SUPPLIED DATA Start Marker

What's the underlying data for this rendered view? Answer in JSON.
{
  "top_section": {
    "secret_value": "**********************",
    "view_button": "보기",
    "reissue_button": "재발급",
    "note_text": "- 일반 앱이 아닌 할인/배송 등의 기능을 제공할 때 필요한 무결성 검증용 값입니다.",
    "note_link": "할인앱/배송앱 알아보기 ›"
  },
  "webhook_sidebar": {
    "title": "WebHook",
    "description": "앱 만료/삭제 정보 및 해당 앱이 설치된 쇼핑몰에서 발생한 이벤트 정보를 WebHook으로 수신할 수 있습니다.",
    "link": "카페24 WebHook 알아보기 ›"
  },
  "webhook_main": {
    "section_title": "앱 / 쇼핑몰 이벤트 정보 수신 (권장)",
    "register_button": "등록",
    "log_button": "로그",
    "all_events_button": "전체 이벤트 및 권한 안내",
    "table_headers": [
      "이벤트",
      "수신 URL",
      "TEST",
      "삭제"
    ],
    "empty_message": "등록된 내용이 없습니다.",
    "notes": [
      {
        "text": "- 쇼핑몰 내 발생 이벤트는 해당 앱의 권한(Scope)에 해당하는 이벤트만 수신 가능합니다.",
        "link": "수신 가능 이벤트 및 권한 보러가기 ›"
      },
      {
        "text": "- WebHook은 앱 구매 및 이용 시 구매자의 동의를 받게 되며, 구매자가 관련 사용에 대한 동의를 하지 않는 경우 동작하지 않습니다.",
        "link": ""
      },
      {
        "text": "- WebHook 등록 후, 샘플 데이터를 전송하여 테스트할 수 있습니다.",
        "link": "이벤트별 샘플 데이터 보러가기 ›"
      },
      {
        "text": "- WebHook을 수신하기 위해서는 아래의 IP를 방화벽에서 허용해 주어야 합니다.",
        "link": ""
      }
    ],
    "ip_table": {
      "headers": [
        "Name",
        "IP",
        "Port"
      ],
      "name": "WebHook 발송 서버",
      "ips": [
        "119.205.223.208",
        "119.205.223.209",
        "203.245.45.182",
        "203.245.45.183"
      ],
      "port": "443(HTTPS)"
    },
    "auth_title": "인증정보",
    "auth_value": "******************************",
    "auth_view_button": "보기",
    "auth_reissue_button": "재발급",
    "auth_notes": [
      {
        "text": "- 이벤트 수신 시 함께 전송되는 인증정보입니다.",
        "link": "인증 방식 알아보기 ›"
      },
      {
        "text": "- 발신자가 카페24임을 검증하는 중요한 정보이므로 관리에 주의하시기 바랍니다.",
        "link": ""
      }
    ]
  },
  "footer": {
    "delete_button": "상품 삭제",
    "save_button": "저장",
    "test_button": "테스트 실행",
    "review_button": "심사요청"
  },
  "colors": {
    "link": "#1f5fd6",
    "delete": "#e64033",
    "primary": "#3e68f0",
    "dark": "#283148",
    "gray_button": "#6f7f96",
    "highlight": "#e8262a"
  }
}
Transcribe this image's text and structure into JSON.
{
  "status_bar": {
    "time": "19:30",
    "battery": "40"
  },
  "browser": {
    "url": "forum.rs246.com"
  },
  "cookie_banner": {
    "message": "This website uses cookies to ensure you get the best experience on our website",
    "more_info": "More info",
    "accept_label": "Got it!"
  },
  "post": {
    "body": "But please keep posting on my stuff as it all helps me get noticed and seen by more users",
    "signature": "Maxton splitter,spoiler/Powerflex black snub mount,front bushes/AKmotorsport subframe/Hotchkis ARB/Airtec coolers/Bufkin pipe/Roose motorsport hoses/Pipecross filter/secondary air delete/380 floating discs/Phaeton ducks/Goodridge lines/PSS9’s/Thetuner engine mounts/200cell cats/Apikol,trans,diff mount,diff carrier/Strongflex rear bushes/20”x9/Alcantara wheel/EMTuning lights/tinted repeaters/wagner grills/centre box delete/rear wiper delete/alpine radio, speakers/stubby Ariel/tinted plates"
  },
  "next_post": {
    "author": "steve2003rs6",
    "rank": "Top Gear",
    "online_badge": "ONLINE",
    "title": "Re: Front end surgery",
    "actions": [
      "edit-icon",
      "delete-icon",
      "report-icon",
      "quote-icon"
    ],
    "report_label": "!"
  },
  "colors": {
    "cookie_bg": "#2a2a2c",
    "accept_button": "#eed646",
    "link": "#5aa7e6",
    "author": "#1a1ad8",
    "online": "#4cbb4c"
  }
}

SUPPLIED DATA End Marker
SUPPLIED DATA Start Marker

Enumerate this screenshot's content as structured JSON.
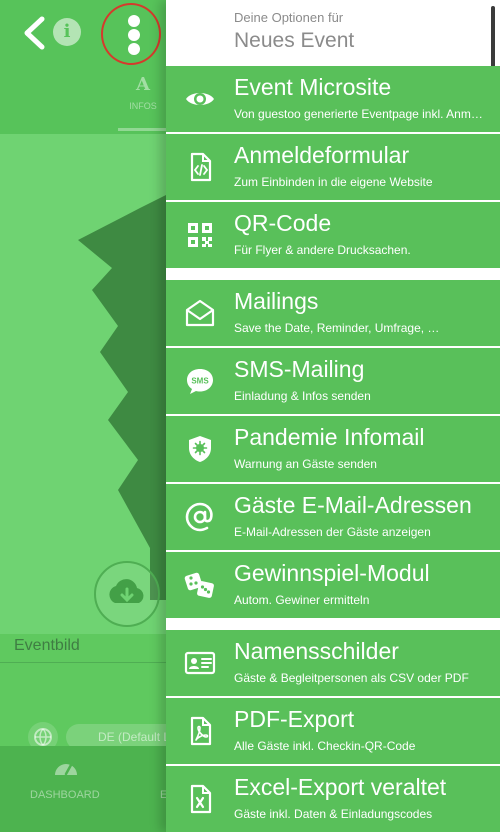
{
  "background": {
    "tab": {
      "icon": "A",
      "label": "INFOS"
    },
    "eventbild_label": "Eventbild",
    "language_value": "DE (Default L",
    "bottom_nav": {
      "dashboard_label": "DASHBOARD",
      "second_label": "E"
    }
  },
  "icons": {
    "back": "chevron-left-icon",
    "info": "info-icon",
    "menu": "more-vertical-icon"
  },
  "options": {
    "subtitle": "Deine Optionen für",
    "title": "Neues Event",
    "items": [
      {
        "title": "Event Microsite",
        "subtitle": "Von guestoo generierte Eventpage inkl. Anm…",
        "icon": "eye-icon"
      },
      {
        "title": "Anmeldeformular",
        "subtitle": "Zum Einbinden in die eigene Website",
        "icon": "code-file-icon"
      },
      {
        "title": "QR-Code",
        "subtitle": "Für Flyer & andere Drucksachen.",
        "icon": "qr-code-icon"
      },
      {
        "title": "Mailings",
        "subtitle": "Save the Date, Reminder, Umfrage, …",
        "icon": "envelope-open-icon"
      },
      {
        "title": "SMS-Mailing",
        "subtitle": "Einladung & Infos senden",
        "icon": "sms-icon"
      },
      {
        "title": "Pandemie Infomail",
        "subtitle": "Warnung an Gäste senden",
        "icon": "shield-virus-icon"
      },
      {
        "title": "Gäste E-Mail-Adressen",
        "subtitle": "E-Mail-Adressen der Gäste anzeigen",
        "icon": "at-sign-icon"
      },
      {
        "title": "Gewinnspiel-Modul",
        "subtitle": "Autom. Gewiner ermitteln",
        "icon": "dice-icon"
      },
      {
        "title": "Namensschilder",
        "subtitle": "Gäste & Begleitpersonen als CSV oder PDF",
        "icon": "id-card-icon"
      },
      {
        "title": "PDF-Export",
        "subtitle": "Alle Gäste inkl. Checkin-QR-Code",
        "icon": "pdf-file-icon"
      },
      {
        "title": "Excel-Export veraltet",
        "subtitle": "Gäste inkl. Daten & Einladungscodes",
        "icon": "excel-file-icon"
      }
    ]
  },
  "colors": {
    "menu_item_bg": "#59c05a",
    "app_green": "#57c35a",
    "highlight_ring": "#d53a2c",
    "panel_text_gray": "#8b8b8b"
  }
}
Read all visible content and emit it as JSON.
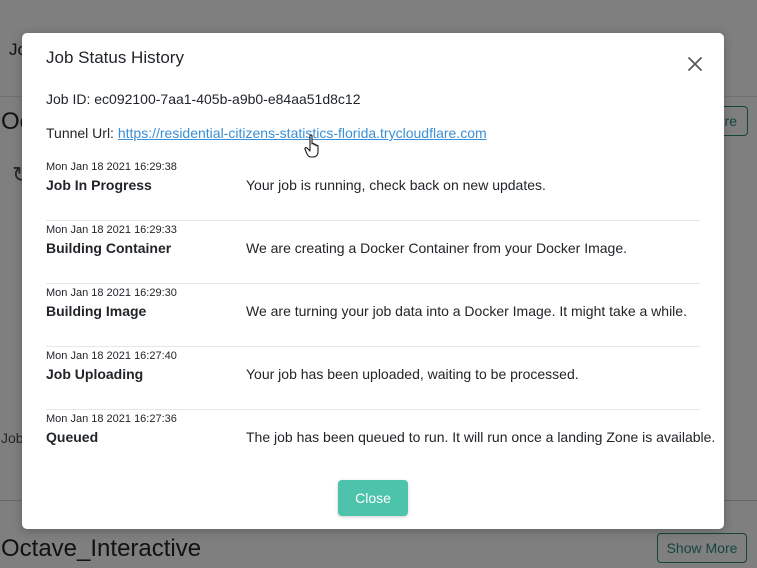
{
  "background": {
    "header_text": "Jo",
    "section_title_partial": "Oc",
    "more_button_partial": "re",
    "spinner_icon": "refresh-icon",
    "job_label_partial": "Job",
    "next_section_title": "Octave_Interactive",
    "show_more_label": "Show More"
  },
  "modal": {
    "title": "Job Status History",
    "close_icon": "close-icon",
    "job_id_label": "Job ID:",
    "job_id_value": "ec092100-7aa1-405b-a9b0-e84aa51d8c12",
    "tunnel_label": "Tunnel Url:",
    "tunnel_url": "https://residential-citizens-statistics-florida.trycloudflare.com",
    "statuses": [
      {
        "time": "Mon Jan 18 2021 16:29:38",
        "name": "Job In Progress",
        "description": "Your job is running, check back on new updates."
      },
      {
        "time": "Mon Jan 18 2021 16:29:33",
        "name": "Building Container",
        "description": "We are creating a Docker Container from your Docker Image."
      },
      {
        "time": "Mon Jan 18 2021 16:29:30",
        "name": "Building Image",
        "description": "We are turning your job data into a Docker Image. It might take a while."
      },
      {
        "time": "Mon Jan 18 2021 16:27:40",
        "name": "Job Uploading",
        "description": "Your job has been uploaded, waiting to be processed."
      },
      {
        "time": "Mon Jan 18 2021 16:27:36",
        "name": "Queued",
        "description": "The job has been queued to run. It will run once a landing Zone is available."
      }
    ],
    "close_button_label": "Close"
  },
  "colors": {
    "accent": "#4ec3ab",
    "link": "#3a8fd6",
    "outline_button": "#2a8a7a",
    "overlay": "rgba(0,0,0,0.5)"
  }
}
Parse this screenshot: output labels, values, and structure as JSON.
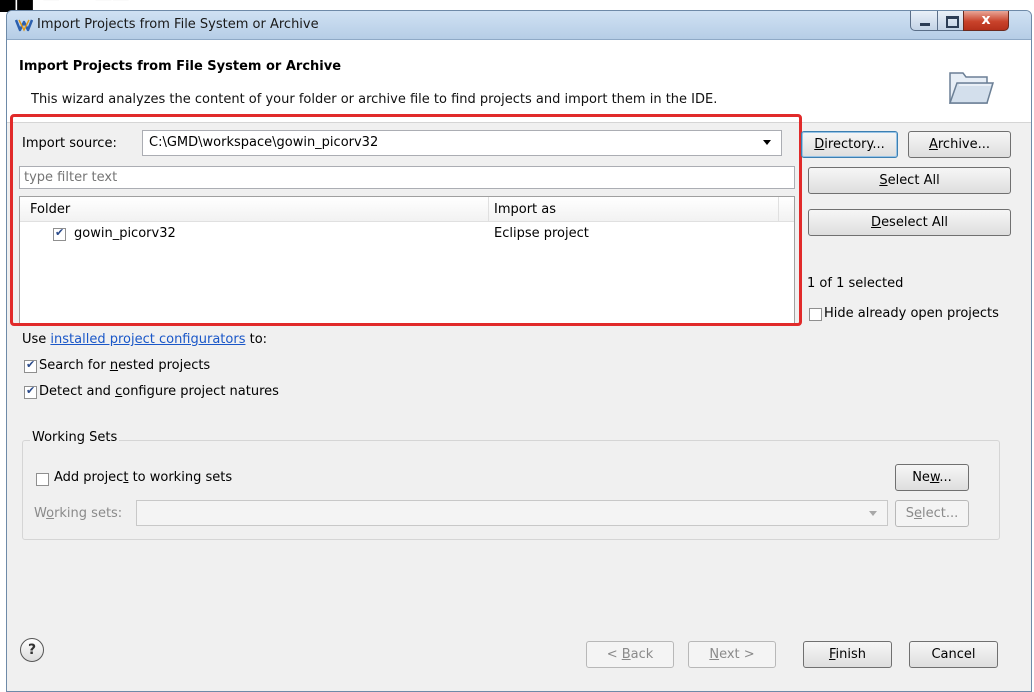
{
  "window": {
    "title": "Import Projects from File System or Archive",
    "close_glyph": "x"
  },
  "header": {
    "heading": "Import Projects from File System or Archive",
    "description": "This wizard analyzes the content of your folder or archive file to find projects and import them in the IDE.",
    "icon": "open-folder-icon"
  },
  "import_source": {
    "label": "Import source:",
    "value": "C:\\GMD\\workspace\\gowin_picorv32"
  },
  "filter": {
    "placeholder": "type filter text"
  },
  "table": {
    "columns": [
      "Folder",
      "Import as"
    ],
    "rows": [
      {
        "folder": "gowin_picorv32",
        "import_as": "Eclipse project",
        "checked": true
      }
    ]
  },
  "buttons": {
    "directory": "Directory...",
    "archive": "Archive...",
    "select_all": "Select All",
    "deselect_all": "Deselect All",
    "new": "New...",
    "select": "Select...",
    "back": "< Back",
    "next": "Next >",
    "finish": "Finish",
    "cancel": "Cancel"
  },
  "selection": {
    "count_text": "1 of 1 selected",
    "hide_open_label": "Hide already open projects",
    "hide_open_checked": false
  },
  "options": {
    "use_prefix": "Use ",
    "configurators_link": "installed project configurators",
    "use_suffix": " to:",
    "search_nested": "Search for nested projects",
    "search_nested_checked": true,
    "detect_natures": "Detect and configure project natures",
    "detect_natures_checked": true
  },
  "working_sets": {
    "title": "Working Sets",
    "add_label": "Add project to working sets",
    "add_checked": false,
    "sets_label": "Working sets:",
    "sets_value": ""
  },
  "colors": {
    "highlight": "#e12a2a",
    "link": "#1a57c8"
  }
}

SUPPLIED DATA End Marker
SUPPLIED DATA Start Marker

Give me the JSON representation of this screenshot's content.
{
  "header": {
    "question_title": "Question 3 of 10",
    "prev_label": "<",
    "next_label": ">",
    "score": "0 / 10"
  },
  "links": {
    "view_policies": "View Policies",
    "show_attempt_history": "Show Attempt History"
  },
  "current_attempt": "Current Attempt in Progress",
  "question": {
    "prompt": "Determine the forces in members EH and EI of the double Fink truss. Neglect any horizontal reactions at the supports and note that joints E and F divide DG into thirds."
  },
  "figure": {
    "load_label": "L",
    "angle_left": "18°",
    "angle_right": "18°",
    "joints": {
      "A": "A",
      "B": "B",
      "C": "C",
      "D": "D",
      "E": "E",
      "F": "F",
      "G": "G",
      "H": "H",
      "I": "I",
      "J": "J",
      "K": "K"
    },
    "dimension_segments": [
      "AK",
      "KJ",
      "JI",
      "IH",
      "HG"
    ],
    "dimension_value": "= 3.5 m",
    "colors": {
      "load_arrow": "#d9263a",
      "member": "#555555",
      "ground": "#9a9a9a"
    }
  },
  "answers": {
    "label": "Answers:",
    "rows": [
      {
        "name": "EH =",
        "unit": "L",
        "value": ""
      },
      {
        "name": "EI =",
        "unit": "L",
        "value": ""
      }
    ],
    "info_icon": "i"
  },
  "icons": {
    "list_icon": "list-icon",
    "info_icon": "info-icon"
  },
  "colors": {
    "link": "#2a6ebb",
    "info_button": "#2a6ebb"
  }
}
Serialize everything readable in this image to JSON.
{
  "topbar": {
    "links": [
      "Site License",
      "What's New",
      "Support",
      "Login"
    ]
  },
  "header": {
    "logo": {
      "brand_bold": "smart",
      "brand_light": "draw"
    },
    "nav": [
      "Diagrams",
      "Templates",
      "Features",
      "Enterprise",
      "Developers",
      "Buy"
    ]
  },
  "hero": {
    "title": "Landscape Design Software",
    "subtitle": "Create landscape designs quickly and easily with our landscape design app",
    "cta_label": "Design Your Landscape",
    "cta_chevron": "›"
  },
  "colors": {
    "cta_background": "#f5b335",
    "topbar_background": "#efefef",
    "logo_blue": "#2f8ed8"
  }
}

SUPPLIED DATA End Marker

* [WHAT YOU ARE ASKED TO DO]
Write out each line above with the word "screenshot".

* [RESULT OF THIS EXERCISE]
Enumerate this screenshot's content as structured JSON.
Parse this screenshot: output labels, values, and structure as JSON.
Give me the JSON representation of this screenshot's content.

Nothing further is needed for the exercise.